For each line of the data that includes the word "here", copy the line.

☆ ☆ ☆

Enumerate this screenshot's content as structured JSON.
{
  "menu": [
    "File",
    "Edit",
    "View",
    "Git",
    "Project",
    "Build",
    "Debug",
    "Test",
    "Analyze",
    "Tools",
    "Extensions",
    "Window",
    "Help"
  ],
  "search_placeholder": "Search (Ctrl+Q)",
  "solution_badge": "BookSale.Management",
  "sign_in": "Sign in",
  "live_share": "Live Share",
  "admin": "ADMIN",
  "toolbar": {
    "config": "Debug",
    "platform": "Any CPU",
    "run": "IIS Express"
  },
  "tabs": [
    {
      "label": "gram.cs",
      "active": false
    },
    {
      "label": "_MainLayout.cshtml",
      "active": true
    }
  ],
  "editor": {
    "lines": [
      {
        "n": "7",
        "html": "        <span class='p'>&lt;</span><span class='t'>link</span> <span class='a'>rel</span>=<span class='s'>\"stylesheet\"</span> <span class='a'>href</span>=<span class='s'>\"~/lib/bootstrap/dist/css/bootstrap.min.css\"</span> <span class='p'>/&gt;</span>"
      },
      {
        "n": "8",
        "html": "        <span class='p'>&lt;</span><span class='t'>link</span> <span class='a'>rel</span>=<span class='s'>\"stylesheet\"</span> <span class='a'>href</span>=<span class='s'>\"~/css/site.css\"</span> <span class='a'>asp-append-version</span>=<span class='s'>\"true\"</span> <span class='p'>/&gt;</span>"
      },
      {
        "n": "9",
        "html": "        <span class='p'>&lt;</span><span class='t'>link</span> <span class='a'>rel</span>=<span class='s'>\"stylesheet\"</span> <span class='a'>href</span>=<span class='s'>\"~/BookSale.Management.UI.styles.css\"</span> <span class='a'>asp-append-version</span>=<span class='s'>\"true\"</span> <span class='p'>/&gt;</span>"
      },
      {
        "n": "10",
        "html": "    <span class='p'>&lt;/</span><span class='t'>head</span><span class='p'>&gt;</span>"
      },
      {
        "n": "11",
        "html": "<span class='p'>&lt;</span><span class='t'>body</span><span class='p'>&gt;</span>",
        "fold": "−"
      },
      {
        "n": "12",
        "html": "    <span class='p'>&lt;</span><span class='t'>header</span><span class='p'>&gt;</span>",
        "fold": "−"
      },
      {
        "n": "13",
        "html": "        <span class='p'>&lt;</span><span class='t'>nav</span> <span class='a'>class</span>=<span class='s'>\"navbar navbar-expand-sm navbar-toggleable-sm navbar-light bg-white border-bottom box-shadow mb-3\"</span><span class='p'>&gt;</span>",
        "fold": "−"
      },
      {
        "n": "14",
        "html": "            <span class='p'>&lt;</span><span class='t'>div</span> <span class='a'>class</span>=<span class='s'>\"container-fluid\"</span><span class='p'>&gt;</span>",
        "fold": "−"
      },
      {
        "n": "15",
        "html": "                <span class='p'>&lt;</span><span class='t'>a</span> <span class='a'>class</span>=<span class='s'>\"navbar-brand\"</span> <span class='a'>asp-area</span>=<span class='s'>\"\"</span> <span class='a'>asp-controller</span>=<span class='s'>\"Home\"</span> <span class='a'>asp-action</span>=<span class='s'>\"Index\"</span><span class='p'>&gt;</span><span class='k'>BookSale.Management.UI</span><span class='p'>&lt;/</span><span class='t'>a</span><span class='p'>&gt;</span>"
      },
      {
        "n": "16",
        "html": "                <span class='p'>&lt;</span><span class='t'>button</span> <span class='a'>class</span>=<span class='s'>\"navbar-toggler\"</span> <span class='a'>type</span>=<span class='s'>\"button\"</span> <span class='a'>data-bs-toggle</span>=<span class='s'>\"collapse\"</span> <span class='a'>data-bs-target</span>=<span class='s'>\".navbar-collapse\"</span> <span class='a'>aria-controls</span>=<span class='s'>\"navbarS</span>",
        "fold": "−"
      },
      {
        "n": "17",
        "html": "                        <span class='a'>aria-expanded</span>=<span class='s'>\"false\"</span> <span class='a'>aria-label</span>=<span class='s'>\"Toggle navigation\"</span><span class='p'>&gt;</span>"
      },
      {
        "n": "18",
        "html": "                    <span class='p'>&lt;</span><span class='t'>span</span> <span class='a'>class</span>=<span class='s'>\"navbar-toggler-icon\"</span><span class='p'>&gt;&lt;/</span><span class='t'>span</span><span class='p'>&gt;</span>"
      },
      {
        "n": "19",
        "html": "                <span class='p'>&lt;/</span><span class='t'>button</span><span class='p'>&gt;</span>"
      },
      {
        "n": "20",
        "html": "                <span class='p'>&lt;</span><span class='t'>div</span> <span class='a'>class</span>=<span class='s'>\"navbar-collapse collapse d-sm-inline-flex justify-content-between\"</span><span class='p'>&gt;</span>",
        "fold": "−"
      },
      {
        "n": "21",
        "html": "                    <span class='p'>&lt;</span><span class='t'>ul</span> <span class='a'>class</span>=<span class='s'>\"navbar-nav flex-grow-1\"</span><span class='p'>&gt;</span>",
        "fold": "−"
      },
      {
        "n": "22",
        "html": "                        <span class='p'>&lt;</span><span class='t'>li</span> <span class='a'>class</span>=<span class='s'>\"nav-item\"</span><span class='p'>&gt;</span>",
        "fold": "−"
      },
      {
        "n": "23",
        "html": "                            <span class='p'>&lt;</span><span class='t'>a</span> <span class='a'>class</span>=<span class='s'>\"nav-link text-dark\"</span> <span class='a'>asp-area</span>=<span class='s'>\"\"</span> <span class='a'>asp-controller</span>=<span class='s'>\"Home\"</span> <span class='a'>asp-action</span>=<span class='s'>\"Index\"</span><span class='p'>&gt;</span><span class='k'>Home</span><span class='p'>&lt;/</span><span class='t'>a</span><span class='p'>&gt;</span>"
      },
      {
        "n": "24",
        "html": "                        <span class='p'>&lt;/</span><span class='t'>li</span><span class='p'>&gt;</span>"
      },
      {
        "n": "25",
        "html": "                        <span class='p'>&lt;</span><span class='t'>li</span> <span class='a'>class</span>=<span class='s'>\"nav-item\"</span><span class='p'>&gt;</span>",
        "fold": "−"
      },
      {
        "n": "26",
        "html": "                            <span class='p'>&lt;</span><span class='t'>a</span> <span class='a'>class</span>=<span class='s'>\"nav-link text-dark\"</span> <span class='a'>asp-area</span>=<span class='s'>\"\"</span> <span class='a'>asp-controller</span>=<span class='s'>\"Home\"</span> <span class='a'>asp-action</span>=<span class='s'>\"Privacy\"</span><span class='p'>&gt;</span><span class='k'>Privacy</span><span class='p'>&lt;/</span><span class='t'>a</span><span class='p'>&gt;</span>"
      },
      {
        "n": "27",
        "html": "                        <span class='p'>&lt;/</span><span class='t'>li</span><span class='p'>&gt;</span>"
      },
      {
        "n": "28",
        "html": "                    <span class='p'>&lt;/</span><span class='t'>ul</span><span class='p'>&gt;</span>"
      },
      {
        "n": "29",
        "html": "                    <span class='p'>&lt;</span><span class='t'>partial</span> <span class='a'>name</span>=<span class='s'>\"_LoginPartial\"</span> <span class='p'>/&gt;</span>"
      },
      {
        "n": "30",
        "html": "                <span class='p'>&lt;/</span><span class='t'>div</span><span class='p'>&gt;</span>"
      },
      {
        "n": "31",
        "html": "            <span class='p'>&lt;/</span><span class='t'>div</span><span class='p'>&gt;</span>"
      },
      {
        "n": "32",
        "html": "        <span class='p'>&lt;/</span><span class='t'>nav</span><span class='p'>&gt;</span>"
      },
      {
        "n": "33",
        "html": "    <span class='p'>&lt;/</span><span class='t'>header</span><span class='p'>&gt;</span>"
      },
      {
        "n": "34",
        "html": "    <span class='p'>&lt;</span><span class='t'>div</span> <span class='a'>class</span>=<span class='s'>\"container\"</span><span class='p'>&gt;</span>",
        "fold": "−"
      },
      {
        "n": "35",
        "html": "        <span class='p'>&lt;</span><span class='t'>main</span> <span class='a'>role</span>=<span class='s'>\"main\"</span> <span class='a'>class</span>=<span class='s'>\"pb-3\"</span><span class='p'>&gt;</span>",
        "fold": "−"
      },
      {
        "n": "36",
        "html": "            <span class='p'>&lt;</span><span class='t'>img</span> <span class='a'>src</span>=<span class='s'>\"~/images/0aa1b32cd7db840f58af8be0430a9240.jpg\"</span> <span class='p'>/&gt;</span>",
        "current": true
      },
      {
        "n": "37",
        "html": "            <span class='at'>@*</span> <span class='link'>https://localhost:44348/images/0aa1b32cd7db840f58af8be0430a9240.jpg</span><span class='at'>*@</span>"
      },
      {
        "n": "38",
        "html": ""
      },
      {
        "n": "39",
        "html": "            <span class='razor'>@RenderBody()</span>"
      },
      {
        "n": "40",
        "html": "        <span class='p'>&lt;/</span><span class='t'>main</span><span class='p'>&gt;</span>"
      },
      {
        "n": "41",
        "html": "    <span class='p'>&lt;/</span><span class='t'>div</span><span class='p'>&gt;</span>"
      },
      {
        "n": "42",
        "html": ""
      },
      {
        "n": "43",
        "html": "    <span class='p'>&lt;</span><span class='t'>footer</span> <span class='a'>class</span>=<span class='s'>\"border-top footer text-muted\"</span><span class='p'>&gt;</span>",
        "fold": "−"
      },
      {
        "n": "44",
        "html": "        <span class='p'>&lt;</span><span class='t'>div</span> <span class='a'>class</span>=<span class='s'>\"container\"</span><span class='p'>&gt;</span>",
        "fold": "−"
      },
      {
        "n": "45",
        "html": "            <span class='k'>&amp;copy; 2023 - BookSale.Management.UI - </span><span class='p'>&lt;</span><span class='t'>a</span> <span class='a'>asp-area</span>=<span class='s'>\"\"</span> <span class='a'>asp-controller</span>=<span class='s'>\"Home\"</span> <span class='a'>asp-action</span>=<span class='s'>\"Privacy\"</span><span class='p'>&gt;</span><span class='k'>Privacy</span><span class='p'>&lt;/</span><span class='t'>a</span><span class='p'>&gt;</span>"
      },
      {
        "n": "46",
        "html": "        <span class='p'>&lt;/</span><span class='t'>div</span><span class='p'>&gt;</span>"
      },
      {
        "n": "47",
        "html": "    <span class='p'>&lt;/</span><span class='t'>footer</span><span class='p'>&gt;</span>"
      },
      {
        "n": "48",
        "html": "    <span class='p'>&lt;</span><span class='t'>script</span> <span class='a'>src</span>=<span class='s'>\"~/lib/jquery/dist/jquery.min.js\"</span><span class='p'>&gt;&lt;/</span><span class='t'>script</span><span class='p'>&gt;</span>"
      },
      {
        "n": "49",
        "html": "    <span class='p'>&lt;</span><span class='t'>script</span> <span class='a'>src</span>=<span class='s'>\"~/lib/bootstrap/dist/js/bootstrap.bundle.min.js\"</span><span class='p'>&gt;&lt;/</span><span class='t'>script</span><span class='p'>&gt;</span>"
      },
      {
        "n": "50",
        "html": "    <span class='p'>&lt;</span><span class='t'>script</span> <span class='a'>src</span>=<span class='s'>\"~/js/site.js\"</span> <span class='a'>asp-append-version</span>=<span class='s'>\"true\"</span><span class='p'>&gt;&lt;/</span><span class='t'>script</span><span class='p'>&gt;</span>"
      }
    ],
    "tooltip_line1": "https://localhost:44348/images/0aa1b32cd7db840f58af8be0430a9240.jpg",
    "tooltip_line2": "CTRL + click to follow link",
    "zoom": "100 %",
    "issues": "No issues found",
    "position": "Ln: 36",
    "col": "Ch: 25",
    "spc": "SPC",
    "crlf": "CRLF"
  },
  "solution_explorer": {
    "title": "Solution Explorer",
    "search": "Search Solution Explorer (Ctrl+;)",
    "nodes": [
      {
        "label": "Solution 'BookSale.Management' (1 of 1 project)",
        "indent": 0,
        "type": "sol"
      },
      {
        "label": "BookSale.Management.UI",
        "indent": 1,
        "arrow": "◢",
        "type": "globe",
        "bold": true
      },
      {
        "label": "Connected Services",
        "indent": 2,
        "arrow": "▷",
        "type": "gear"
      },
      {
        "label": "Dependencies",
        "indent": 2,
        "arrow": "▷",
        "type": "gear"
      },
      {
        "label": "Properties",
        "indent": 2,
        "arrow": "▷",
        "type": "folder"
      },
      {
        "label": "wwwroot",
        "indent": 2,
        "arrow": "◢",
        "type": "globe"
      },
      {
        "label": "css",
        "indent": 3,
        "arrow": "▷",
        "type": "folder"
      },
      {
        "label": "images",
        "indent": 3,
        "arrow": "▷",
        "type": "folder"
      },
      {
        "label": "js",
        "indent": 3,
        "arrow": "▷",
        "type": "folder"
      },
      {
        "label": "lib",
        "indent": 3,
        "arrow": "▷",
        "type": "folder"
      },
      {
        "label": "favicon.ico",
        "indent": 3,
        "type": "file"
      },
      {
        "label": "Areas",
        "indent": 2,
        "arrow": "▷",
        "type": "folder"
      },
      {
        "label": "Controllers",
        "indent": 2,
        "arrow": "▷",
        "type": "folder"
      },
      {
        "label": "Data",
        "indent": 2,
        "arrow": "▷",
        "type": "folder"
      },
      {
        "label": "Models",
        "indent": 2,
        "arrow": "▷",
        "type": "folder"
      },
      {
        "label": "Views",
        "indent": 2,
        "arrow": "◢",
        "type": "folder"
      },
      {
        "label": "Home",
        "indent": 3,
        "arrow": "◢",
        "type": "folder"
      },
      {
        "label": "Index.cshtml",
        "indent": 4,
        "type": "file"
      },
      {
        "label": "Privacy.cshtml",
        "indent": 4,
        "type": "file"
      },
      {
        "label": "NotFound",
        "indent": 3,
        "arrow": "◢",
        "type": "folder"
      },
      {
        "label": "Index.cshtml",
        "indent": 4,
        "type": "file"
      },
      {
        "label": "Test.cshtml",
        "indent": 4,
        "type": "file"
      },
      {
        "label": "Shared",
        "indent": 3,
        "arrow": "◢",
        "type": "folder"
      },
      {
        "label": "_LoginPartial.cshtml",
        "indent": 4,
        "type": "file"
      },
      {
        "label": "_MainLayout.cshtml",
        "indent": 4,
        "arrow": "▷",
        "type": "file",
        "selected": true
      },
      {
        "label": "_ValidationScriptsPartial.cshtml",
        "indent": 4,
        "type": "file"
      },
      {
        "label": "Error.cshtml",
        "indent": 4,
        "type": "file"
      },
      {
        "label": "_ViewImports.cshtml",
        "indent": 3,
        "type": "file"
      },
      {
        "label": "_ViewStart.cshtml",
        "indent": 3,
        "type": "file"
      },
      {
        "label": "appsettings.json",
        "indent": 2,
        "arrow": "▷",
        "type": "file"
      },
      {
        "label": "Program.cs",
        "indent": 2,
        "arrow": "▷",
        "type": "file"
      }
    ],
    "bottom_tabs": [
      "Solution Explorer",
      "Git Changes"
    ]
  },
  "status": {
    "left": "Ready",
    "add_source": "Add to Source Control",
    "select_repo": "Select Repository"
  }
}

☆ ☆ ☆

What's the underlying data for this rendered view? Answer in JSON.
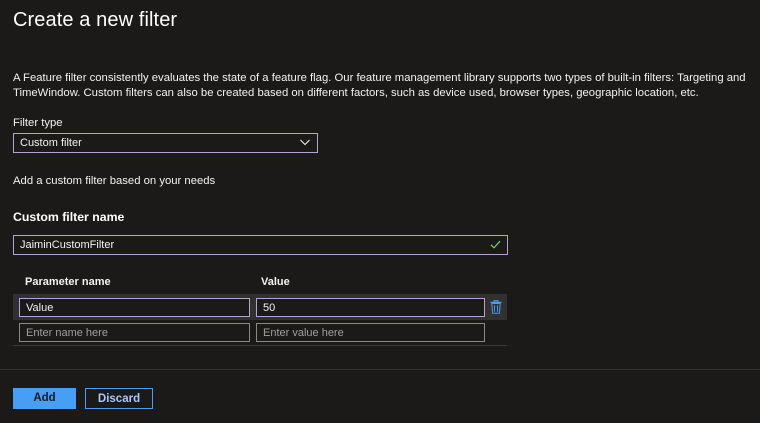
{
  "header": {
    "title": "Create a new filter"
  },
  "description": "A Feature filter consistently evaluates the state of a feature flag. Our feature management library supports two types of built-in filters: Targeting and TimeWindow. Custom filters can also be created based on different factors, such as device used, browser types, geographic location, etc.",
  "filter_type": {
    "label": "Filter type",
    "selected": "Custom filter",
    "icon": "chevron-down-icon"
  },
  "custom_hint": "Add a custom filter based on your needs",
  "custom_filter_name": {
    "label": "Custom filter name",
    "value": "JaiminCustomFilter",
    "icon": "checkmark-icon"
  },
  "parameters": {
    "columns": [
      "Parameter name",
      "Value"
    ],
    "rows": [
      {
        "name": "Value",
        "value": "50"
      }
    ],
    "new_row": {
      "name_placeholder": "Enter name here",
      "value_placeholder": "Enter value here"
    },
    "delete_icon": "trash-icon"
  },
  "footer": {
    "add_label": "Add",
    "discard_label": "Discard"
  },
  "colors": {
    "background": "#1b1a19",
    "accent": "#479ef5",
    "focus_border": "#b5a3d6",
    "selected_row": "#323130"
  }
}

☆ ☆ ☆

_Your solution_
      "name_placeholder": "Enter name here",
      "value_placeholder": "Enter value here"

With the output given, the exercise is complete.